Why conservative politics are dying
If you haven’t heard about it by now, frankly, I would be shocked: Texas has had some pretty bad weather. Reports have come out about a lack of water and heating. People are dying from carbon monoxide poisoning. There are statewide power outages.
Naturally, in times of great need, we look towards our leaders and ask them—in return for electing them—to lead us and do their part by helping their constituents.
My research has suggested that these storms are a result of two massive winter stormed that rolled through on Feb. 10 through 13. Now, I am no meteorologist, nor am I a politician; however, my watch says as I write this that the day is Feb. 25. That means some of our fellow Americans in the south have been without the means to survive for 17 days.
A problem like this requires all hands on deck. Congressmen, governors, state officials—all of them should be making solving this issue a top priority. So what have our elected officials been doing?
Well, Ted Cruz was rather infamously spotted flying to and partying it up in Cancun, Mexico; while traveling to Mexico he was improperly wearing a mask, during a pandemic, with his state facing record-breaking extreme weather. I am not going to waste your time, or mine, explaining why this behavior is inappropriate, I assume that nearly 12 months into a pandemic the issues inherent here should be obvious.
Meanwhile, back in the U.S., Congressmen and women have been doing more for aiding the people of Texas than their own representative, Ted Cruz. Notably, Congresswoman Alexandria Ocasio-Cortez raised several million dollars for Texas, which is insane when you realize that AOC represents New York, not Texas. A non-Texan representative was doing more for Texas than any other Texan-official.
There have also been several other issues that have come to public attention as a result of the extreme situation in the south. For a reason unbeknownst to me, ERCOT, or the Electric Reliability Council of Texas, has a board filled with many members who are not Texas natives.
Furthermore, dozens have died as a result of ERCOT’s mishandling of this disaster. They have been upping the prices as a result of the emergency, which is called price gouging (and is fairly illegal, if you were wondering).
One energy company has gone bankrupt because they refuse to pass-on a billion-dollar bill from ERCOT onto consumers. And still, the CEO of the energy supplier said, “I don’t believe I would do anything differently, despite deaths,” as reported by Independent News.
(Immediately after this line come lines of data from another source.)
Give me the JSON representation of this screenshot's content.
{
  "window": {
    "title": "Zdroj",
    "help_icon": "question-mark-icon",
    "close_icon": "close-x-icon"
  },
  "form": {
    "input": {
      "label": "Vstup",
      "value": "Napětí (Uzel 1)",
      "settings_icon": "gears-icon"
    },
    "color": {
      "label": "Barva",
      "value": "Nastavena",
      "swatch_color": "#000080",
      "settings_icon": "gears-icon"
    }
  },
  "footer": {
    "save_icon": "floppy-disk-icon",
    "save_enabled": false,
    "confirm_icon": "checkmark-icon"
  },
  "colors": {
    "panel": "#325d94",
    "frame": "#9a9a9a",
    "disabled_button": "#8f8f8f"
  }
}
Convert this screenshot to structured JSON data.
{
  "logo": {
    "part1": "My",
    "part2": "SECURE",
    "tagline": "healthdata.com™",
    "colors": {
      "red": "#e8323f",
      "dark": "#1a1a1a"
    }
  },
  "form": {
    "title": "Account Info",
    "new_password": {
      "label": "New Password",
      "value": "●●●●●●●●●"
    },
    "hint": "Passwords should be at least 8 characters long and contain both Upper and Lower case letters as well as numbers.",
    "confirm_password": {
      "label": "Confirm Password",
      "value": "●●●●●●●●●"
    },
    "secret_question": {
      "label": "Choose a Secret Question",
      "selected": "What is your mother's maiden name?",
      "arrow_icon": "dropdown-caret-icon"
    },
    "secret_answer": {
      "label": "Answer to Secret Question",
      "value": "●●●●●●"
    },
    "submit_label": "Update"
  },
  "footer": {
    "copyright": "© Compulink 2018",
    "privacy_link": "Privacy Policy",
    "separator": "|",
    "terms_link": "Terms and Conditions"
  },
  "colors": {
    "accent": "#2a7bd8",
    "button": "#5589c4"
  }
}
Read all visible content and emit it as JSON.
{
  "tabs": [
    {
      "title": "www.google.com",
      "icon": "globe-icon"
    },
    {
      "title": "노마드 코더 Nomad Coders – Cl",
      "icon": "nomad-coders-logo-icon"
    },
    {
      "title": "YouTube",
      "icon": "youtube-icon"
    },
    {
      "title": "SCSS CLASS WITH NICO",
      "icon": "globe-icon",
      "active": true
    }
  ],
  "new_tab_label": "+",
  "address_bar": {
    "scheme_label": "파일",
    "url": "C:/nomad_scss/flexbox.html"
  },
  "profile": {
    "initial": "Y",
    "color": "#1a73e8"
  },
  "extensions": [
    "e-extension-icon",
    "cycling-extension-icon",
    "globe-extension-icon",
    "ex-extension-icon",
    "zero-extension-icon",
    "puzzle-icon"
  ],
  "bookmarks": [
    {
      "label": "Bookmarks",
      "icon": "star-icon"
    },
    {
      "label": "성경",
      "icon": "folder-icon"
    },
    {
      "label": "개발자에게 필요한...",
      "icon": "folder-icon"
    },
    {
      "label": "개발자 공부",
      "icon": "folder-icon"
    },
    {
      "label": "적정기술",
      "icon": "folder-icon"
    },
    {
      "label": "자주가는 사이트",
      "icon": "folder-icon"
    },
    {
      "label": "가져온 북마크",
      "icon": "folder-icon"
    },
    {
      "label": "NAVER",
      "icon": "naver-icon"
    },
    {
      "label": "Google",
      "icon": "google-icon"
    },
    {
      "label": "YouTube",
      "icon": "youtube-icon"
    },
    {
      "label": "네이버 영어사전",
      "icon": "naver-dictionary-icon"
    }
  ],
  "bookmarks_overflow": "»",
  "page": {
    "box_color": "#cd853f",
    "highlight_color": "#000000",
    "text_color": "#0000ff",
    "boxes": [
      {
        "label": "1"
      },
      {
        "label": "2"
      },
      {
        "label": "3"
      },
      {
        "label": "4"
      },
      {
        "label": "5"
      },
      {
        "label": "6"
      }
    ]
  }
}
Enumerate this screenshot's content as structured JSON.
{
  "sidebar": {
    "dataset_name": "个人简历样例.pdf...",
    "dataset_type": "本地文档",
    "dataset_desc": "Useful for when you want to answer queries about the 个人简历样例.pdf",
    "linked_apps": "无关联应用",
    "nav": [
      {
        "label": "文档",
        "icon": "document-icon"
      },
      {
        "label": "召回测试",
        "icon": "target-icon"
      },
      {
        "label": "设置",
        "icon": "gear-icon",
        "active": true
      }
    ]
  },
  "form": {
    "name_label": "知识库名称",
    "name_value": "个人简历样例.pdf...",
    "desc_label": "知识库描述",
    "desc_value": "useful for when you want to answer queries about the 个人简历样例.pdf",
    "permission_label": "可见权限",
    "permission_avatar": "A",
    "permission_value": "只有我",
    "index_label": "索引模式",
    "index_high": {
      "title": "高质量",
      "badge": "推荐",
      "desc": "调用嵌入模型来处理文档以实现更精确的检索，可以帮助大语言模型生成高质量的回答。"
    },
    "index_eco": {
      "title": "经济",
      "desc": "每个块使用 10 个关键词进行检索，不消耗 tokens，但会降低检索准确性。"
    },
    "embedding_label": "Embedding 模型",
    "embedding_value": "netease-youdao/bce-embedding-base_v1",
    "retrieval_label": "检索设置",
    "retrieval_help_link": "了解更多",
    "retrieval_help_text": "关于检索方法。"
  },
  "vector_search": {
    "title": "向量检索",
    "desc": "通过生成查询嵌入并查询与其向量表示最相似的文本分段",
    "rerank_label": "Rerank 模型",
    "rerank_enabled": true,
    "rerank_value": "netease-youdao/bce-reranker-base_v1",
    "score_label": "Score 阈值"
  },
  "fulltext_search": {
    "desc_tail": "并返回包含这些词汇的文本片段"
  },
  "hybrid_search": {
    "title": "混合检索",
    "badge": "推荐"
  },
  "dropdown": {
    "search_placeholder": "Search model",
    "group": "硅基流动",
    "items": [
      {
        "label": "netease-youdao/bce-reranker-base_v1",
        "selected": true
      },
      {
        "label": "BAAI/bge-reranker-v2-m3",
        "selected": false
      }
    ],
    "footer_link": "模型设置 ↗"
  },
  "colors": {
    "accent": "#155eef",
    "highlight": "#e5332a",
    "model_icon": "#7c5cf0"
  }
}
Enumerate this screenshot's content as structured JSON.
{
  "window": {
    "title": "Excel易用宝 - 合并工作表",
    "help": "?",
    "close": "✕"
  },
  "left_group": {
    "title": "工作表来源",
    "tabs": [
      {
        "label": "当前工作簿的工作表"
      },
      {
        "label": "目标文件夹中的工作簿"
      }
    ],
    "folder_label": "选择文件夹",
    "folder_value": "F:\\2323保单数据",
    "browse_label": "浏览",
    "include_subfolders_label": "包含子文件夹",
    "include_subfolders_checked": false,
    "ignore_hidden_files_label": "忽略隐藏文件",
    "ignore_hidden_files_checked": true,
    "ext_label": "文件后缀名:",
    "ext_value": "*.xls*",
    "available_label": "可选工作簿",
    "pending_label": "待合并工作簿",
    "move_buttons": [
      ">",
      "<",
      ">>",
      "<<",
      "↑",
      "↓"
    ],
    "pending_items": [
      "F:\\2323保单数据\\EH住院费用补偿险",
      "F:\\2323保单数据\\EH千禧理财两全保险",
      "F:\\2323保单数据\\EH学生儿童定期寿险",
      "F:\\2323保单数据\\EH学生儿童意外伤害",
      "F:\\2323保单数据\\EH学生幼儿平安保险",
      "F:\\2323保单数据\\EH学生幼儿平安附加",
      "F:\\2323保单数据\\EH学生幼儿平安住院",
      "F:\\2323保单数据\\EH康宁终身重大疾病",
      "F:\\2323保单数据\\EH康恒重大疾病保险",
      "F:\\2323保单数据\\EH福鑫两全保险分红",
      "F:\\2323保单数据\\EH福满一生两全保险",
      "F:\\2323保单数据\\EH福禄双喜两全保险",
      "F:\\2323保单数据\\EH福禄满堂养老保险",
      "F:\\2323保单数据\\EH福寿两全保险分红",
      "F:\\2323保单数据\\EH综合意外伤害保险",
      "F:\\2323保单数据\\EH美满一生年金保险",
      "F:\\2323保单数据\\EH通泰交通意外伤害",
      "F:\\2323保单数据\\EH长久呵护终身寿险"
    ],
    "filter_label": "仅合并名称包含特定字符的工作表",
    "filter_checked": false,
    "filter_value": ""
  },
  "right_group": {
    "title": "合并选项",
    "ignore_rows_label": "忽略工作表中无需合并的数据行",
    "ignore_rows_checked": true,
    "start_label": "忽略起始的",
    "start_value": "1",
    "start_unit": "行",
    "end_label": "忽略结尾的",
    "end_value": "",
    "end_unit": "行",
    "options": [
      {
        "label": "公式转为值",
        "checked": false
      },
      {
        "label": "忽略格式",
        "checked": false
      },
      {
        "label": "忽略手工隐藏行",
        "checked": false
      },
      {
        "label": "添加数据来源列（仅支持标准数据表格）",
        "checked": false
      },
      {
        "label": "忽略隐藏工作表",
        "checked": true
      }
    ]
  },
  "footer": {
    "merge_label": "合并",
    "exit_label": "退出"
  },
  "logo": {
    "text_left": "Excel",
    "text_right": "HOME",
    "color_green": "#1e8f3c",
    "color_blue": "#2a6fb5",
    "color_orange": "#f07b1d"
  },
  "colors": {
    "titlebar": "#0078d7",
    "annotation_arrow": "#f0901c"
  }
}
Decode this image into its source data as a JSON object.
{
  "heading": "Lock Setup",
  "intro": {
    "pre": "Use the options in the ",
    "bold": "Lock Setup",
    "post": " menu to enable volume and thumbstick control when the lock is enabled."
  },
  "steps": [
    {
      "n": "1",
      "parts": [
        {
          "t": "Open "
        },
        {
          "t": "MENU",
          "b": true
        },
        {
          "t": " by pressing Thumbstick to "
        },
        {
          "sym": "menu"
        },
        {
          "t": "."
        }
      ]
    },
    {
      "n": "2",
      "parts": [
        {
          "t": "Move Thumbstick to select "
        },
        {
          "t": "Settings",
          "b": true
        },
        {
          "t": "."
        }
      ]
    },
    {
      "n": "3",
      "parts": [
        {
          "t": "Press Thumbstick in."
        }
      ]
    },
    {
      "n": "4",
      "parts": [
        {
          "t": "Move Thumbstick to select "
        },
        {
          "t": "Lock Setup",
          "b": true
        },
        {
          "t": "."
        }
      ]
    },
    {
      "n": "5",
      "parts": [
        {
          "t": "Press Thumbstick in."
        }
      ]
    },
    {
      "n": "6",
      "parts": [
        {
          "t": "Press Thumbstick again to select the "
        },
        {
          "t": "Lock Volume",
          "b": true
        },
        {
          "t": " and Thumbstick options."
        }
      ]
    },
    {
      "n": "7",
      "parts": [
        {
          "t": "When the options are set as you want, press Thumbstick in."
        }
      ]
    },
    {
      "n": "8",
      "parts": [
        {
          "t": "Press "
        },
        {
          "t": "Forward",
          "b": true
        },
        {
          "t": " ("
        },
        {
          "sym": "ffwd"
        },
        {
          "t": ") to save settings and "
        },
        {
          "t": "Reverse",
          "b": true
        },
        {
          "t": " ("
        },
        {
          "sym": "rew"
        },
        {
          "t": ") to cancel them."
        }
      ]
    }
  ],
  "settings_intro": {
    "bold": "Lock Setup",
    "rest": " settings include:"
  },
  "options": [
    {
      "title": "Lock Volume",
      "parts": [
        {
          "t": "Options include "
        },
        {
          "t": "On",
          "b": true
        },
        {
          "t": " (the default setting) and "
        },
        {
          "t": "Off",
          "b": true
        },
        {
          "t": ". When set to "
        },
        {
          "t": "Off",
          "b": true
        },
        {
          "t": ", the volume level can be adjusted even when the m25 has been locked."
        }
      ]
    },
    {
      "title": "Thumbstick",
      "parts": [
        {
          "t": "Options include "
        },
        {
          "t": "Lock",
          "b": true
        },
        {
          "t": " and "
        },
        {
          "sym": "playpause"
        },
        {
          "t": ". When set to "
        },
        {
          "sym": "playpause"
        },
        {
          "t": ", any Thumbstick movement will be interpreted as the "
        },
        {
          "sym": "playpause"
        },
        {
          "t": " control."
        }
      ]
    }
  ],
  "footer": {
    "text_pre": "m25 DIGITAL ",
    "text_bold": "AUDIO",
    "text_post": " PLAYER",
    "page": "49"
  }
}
And where was Ted Cruz during all of this? In Mexico. This scandal represents everything wrong with conservatism in America. Cruz acts exactly how Democrats in the capital and all over the country expect Republicans to act. He furthered and justified the stereotype that Republicans don’t care about their constituents.
A Pew research study reported that both sides of the aisle—Republicans and Democrats—view each other as immoral, close-minded, lazy and unintelligent. Republicans are more likely to see Democrats as lazy and immoral. Democrats are more likely to see Republicans as close-minded and unintelligent.
Cruz made an unintelligent, immoral and lazy decision. There is a time for a loose government approach, and a natural disaster is not one of those times. Republicans are consistently electing foolish leaders that present a bad image for the Republican Party, including Ted Cruz and Donald Trump.
When you think of a Republican, most think of a gun-toting, Trump-loving American who doesn’t actually care what is best for all of America. If Republicans can’t get their public image under control, they’re not going to make it much longer.
In reality, most Americans agree something must be done about issues like gun violence, even if they have different approaches to addressing that issue. The majority are asking for government involvement on these issues.
To understand that the majority often stand in opposition to some Republican policies and politicians, look no further than Trump, who had a poor approval rating throughout his entire presidency.
Republicans need to find a way to re-appeal to the masses or the modern Republican is going to die out.
If a man who has been impeached twice is the best possible candidate we can find to represent the Republican party, we’re in trouble. If the best Texan we can find to be in congress is a man who abandoned ship when his people desperately needed him, we’ve seen how Texas has been in trouble too.